[Start of Attachment]

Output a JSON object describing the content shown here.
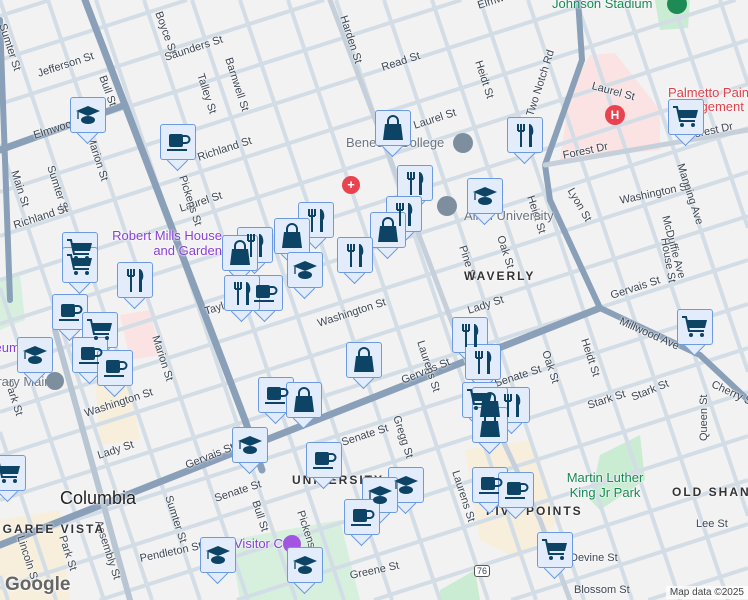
{
  "map": {
    "attribution": "Map data ©2025",
    "logo": "Google",
    "colors": {
      "major_road": "#8aa0b8",
      "minor_road": "#d3dde6",
      "background": "#f3f2f3",
      "marker_fill": "#e3ecfb",
      "marker_border": "#6b9ae0",
      "icon": "#0d4466"
    },
    "streets": [
      "Sumter St",
      "Boyce St",
      "Saunders St",
      "Jefferson St",
      "Bull St",
      "Talley St",
      "Barnwell St",
      "Harden St",
      "Read St",
      "Laurel St",
      "Richland St",
      "Elmwood",
      "Marion St",
      "Main St",
      "Pickens St",
      "Taylor St",
      "Washington St",
      "Lady St",
      "Gervais St",
      "Senate St",
      "Gregg St",
      "Laurens St",
      "Pine St",
      "Oak St",
      "Heidt St",
      "Two Notch Rd",
      "Forest Dr",
      "Lyon St",
      "Manning Ave",
      "McDuffie Ave",
      "House St",
      "Millwood Ave",
      "Stark St",
      "Cherry St",
      "Queen St",
      "Lee St",
      "Devine St",
      "Blossom St",
      "Pendleton St",
      "Greene St",
      "Assembly St",
      "Park St",
      "Lincoln St",
      "Elmwood Ave"
    ],
    "places": {
      "stadium": "Johnson Stadium",
      "college": "Benedict College",
      "university": "Allen University",
      "house": "Robert Mills House and Garden",
      "palmetto": "Palmetto Pain Management",
      "waverly": "WAVERLY",
      "columbia": "Columbia",
      "university_hill": "UNIVERSITY HILL",
      "vista": "CONGAREE VISTA",
      "five_points": "FIVE POINTS",
      "mlk_park": "Martin Luther King Jr Park",
      "old_shandon": "OLD SHANDON",
      "visitor": "Visitor Ctr",
      "museum": "Museum",
      "library": "Library Main",
      "route": "76"
    },
    "marker_types": {
      "grad": "school-icon",
      "cup": "cafe-icon",
      "bag": "shopping-icon",
      "fork": "restaurant-icon",
      "cart": "grocery-icon"
    }
  }
}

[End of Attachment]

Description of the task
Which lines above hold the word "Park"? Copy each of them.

Problem solution
      "Park St",
      "mlk_park": "Martin Luther King Jr Park",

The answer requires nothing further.